• EXERCISE DESCRIPTION: Search the entries for lines that contain the word "name", and report each one found.

Top of EXERCISE INPUT

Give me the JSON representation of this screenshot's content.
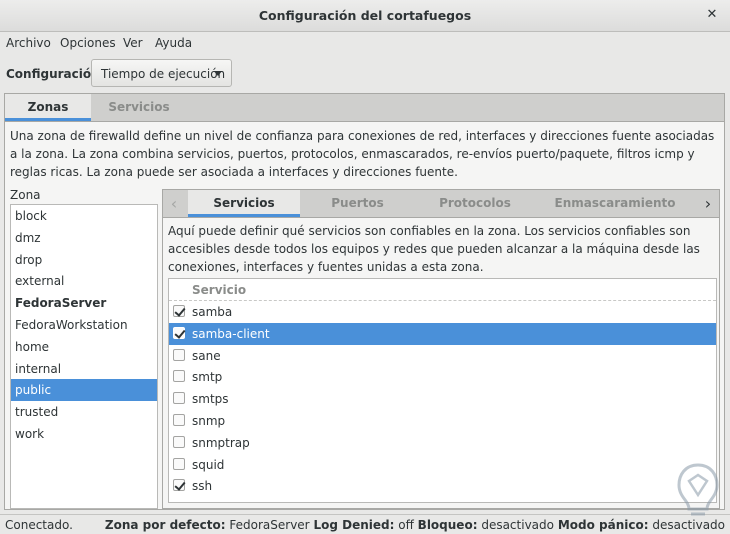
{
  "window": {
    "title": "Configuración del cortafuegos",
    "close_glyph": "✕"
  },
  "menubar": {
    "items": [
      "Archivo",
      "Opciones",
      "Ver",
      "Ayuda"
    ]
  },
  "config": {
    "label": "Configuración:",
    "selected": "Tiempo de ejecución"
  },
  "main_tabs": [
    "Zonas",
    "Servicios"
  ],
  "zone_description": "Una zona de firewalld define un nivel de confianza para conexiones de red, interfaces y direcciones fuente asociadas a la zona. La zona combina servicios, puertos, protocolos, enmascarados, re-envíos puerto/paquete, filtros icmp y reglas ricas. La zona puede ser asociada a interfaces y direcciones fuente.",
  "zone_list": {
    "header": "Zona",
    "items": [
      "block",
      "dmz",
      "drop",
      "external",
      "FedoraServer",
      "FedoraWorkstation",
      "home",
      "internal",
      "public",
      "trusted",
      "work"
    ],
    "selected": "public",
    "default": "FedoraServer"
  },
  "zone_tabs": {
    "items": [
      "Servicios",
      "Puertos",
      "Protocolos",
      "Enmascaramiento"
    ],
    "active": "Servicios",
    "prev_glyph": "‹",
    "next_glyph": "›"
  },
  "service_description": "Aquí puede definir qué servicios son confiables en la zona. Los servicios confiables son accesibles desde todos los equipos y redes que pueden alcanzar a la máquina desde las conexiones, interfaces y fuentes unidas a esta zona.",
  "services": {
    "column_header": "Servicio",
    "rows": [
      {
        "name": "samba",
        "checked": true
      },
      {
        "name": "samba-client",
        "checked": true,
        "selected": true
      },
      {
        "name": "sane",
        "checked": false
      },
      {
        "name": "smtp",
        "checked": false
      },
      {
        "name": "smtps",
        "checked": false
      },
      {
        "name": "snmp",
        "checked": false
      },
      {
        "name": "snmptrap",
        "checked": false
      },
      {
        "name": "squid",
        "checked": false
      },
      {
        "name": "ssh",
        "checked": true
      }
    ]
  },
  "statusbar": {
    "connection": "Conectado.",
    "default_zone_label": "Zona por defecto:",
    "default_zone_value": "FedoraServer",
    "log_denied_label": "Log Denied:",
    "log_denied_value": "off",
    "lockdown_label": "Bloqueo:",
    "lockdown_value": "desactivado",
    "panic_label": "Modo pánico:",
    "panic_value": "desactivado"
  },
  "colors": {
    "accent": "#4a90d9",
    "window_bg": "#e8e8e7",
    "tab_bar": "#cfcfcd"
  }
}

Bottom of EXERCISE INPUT

• EXPECTED ANSWER:
        "name": "samba",
        "name": "samba-client",
        "name": "sane",
        "name": "smtp",
        "name": "smtps",
        "name": "snmp",
        "name": "snmptrap",
        "name": "squid",
        "name": "ssh",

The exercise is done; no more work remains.